County Durham was one of the areas chosen to pilot the Community Payback scheme that was introduced across England and Wales by the 1970 Wootton Report on alternatives to prison and became operational 40 years ago this week.
Since then, hundreds of thousands of offenders across the country have worked millions of hours picking up litter, clearing brambles, painting fences and restoring public gardens to make their communities a better place to live.
In the area covered by the Durham Tees Valley Probation Trust (DTVPT) almost 180,000 hours were worked during 2011/12, which equates to more than £1.1m of unpaid labour carried out for communities.
DTVPT chief executive Russell Bruce spent part of his early probation career supervising community payback – or community service as it was then.
He said: “The name of the order has changed, but the core value of community payback has stayed the same. It’s about visible reparation to communities that have been harmed by offending.
“But it also teaches offenders new skills and helps to reconnect them with the places they have grown up and lived but become detached from.
“It’s always been about bringing people who have offended back together with communities to reduce re-offending.”
The name of the scheme has changed several times – in 2001 it became known as Community Punishment, then Enhanced Community Punishment, then Unpaid Work, before being retitled Community Payback in 2005.
From December 2008, offenders working their hours have been made to wear fluorescent orange jackets with Community Payback stamped across the back.

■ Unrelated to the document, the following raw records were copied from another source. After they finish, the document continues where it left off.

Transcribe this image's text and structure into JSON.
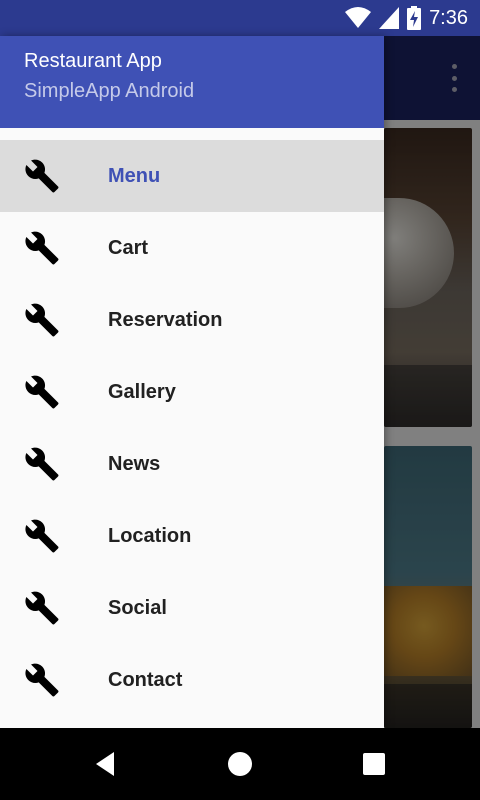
{
  "status_bar": {
    "time": "7:36",
    "icons": [
      "wifi-icon",
      "cell-signal-icon",
      "battery-charging-icon"
    ],
    "background": "#2c3a8f"
  },
  "toolbar": {
    "overflow_icon": "more-vert-icon"
  },
  "drawer": {
    "header": {
      "title": "Restaurant App",
      "subtitle": "SimpleApp Android",
      "background": "#3f51b5"
    },
    "active_index": 0,
    "items": [
      {
        "label": "Menu",
        "icon": "wrench-icon"
      },
      {
        "label": "Cart",
        "icon": "wrench-icon"
      },
      {
        "label": "Reservation",
        "icon": "wrench-icon"
      },
      {
        "label": "Gallery",
        "icon": "wrench-icon"
      },
      {
        "label": "News",
        "icon": "wrench-icon"
      },
      {
        "label": "Location",
        "icon": "wrench-icon"
      },
      {
        "label": "Social",
        "icon": "wrench-icon"
      },
      {
        "label": "Contact",
        "icon": "wrench-icon"
      }
    ]
  },
  "nav_bar": {
    "buttons": [
      "back-icon",
      "home-icon",
      "recents-icon"
    ]
  },
  "colors": {
    "accent": "#3f51b5",
    "active_item_bg": "#dcdcdc"
  }
}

The guidance given to magistrates says the purposes of Community Payback are punishment, reparation and rehabilitation and offenders can be ordered to work between 40 and 300 hours, which normally need to be finished within 12 months.